Coping With Non-Consensual Sexual Experiences: Insights from Gay, Bisexual, and other Men who have Sex with Men

Coping With Non-Consensual Sexual Experiences: Insights from Gay, Bisexual, and other Men who have Sex with Men

In a new study from the University of Ottawa’s Department of Psychology, researchers Raymond McKie, M.Sc. (Ph.D. Candidate), Jeremy Oueis, B.A. (Hons) (Ph.D. Student), and Elke Reissing, Ph.D. took a closer look at the non-consensual sexual experiences of Gay, Bi, and other Men who have sex with Men (GBMSM). From their research, a series of infographics have been produced to highlight the most relevant data from their findings.

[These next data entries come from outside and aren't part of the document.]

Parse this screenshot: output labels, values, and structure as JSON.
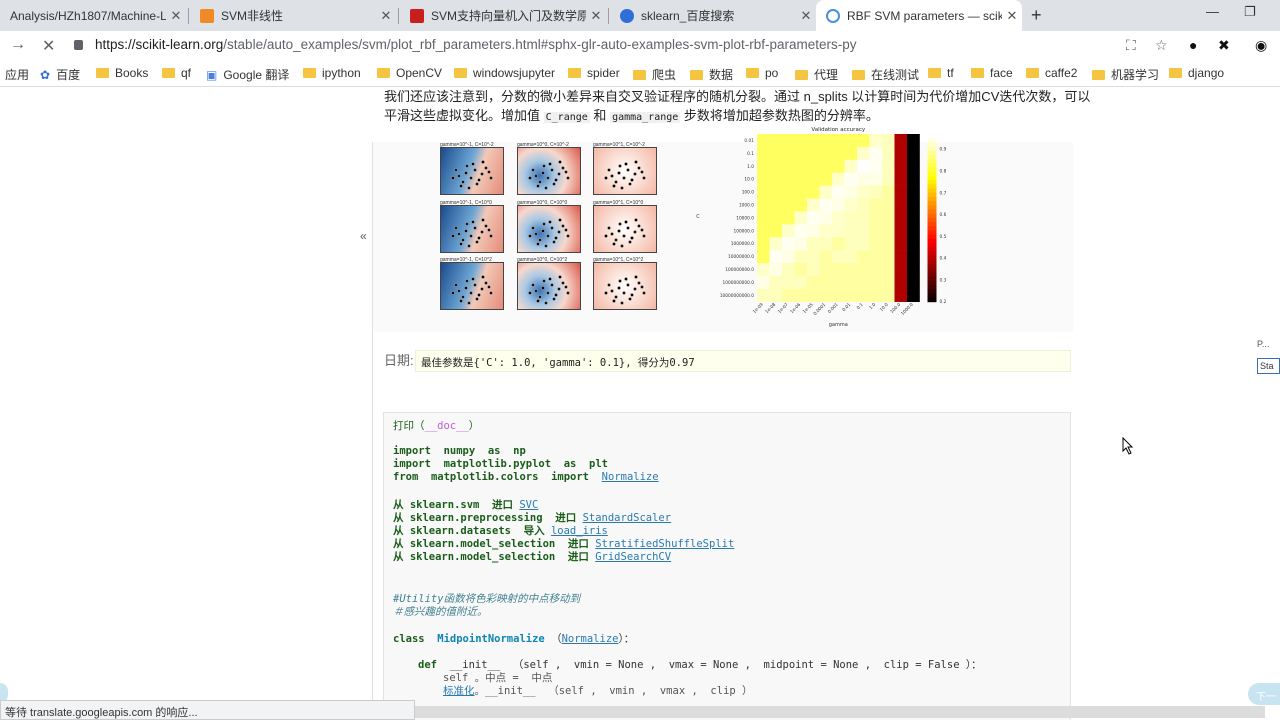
{
  "tabs": [
    {
      "title": "Analysis/HZh1807/Machine-Le",
      "favicon_color": "#24292e"
    },
    {
      "title": "SVM非线性",
      "favicon_color": "#f08a24"
    },
    {
      "title": "SVM支持向量机入门及数学原理",
      "favicon_color": "#c81e1e"
    },
    {
      "title": "sklearn_百度搜索",
      "favicon_color": "#2f6fd6"
    },
    {
      "title": "RBF SVM parameters — scikit-",
      "favicon_color": "#4a90d9"
    }
  ],
  "window_controls": {
    "minimize": "—",
    "restore": "❐"
  },
  "url": {
    "host": "https://scikit-learn.org",
    "path": "/stable/auto_examples/svm/plot_rbf_parameters.html#sphx-glr-auto-examples-svm-plot-rbf-parameters-py"
  },
  "bookmarks": {
    "apps": "应用",
    "items": [
      "百度",
      "Books",
      "qf",
      "Google 翻译",
      "ipython",
      "OpenCV",
      "windowsjupyter",
      "spider",
      "爬虫",
      "数据",
      "po",
      "代理",
      "在线测试",
      "tf",
      "face",
      "caffe2",
      "机器学习",
      "django"
    ]
  },
  "doc": {
    "para_line1": "我们还应该注意到，分数的微小差异来自交叉验证程序的随机分裂。通过 n_splits 以计算时间为代价增加CV迭代次数，可以",
    "para_line2_a": "平滑这些虚拟变化。增加值",
    "para_code1": "C_range",
    "para_line2_b": "和",
    "para_code2": "gamma_range",
    "para_line2_c": "步数将增加超参数热图的分辨率。",
    "collapse_icon": "«"
  },
  "figure": {
    "panel_titles": [
      "gamma=10^-1, C=10^-2",
      "gamma=10^0, C=10^-2",
      "gamma=10^1, C=10^-2",
      "gamma=10^-1, C=10^0",
      "gamma=10^0, C=10^0",
      "gamma=10^1, C=10^0",
      "gamma=10^-1, C=10^2",
      "gamma=10^0, C=10^2",
      "gamma=10^1, C=10^2"
    ]
  },
  "chart_data": {
    "type": "heatmap",
    "title": "Validation accuracy",
    "xlabel": "gamma",
    "ylabel": "C",
    "x_ticks": [
      "1e-09",
      "1e-08",
      "1e-07",
      "1e-06",
      "1e-05",
      "0.0001",
      "0.001",
      "0.01",
      "0.1",
      "1.0",
      "10.0",
      "100.0",
      "1000.0"
    ],
    "y_ticks": [
      "0.01",
      "0.1",
      "1.0",
      "10.0",
      "100.0",
      "1000.0",
      "10000.0",
      "100000.0",
      "1000000.0",
      "10000000.0",
      "100000000.0",
      "1000000000.0",
      "10000000000.0"
    ],
    "colorbar_ticks": [
      0.2,
      0.3,
      0.4,
      0.5,
      0.6,
      0.7,
      0.8,
      0.9
    ],
    "value_range": [
      0.2,
      0.97
    ],
    "values": [
      [
        0.85,
        0.85,
        0.85,
        0.85,
        0.85,
        0.85,
        0.85,
        0.85,
        0.85,
        0.93,
        0.92,
        0.4,
        0.2
      ],
      [
        0.85,
        0.85,
        0.85,
        0.85,
        0.85,
        0.85,
        0.85,
        0.85,
        0.93,
        0.96,
        0.92,
        0.4,
        0.2
      ],
      [
        0.85,
        0.85,
        0.85,
        0.85,
        0.85,
        0.85,
        0.85,
        0.93,
        0.97,
        0.96,
        0.92,
        0.4,
        0.2
      ],
      [
        0.85,
        0.85,
        0.85,
        0.85,
        0.85,
        0.85,
        0.93,
        0.96,
        0.95,
        0.95,
        0.92,
        0.4,
        0.2
      ],
      [
        0.85,
        0.85,
        0.85,
        0.85,
        0.85,
        0.93,
        0.96,
        0.95,
        0.93,
        0.92,
        0.9,
        0.4,
        0.2
      ],
      [
        0.85,
        0.85,
        0.85,
        0.85,
        0.93,
        0.96,
        0.95,
        0.93,
        0.92,
        0.9,
        0.9,
        0.4,
        0.2
      ],
      [
        0.85,
        0.85,
        0.85,
        0.93,
        0.96,
        0.95,
        0.93,
        0.92,
        0.92,
        0.9,
        0.9,
        0.4,
        0.2
      ],
      [
        0.85,
        0.85,
        0.93,
        0.96,
        0.95,
        0.93,
        0.93,
        0.92,
        0.92,
        0.9,
        0.9,
        0.4,
        0.2
      ],
      [
        0.85,
        0.93,
        0.96,
        0.95,
        0.92,
        0.92,
        0.9,
        0.92,
        0.92,
        0.9,
        0.9,
        0.4,
        0.2
      ],
      [
        0.85,
        0.96,
        0.95,
        0.92,
        0.92,
        0.9,
        0.92,
        0.92,
        0.9,
        0.9,
        0.9,
        0.4,
        0.2
      ],
      [
        0.93,
        0.95,
        0.92,
        0.9,
        0.92,
        0.9,
        0.9,
        0.9,
        0.9,
        0.9,
        0.9,
        0.4,
        0.2
      ],
      [
        0.95,
        0.92,
        0.92,
        0.92,
        0.9,
        0.9,
        0.9,
        0.9,
        0.9,
        0.9,
        0.9,
        0.4,
        0.2
      ],
      [
        0.92,
        0.92,
        0.9,
        0.9,
        0.9,
        0.9,
        0.9,
        0.9,
        0.9,
        0.9,
        0.9,
        0.4,
        0.2
      ]
    ]
  },
  "result": {
    "date_label": "日期:",
    "text": "最佳参数是{'C': 1.0, 'gamma': 0.1}, 得分为0.97"
  },
  "code": {
    "l1_a": "打印（",
    "l1_b": "__doc__",
    "l1_c": "）",
    "l3_kw": "import",
    "l3_mod": "numpy",
    "l3_as": "as",
    "l3_alias": "np",
    "l4_kw": "import",
    "l4_mod": "matplotlib.pyplot",
    "l4_as": "as",
    "l4_alias": "plt",
    "l5_kw": "from",
    "l5_mod": "matplotlib.colors",
    "l5_imp": "import",
    "l5_link": "Normalize",
    "l7": {
      "from": "从",
      "mod": "sklearn.svm",
      "imp": "进口",
      "link": "SVC"
    },
    "l8": {
      "from": "从",
      "mod": "sklearn.preprocessing",
      "imp": "进口",
      "link": "StandardScaler"
    },
    "l9": {
      "from": "从",
      "mod": "sklearn.datasets",
      "imp": "导入",
      "link": "load_iris"
    },
    "l10": {
      "from": "从",
      "mod": "sklearn.model_selection",
      "imp": "进口",
      "link": "StratifiedShuffleSplit"
    },
    "l11": {
      "from": "从",
      "mod": "sklearn.model_selection",
      "imp": "进口",
      "link": "GridSearchCV"
    },
    "c1": "#Utility函数将色彩映射的中点移动到",
    "c2": "＃感兴趣的值附近。",
    "cls_kw": "class",
    "cls_name": "MidpointNormalize",
    "cls_open": "（",
    "cls_link": "Normalize",
    "cls_close": "）：",
    "def_kw": "def",
    "def_sig": "__init__  （self ,  vmin = None ,  vmax = None ,  midpoint = None ,  clip = False ）：",
    "body1": "self 。中点 =  中点",
    "body2_link": "标准化",
    "body2_rest": "。__init__  （self ,  vmin ,  vmax ,  clip ）"
  },
  "status": "等待 translate.googleapis.com 的响应...",
  "right_float": {
    "p": "P...",
    "sta": "Sta",
    "next": "下一"
  }
}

231 participants (66.8%) indicated at least one non-consensual sexual experience. 
Of those participants, 183 (62.7%) indicated experienced forced sexual contact, with 130 (44.5%) experienced forced anal sex and 137 (46.3) experienced forced oral sex.

Participants were asked: “What unique barriers, if any, do you believe that GBMSM may face when navigating sexual consent with a potential partner?” They responded with some of the following quotes:

“Some men have difficulty or are uncomfortable expressing their expectations.” (age 50, gay)

“Some guys might have trouble asking for condom use especially if they worry about the other person not wanting to have sex with them if they have to use condoms.” (age 33, gay)

“Not being taught sexual consent as it relates to non straight/cis sex in school therefore not knowing how to navigate through it.” (age 19, queer)

“Sexual consent on hook up apps is very difficult to navigate. Sexually explicit material is often sent without consent from the receiving party.” (age 31, queer)

“As a trans man… it’s difficult (and borderline impossible) to navigate safety without first disclosing that I’m trans.” (age 20, gay)

The researchers provided recommendations moving forward, as well as some key take-aways from the study.

With 66.8% of the surveyed group reporting on or more non-consensual sexual experience, there’s one thing for certain – this is an issue that many in our communities are facing. If you have experienced a non-consensual sexual experience, know that you are not alone. Talking to others in the community can be important. The way we label our experiences matters. Not all GBMSM identity with the labels of sexual assault and rape. Lastly, GBMSM have unique barriers that can make sexual consent more complicated. 
Going forward, we must create more educational programming on sexual consent and relationships among GBMSM in school settings, establish GBMSM cultural sensitivity training programs for frontline responders and mental health professionals, develop more peer support groups dedicated to NSE’s, and increase accessibility of mental health services.

To find out more on the study’s results and methodology, you can find the full report here.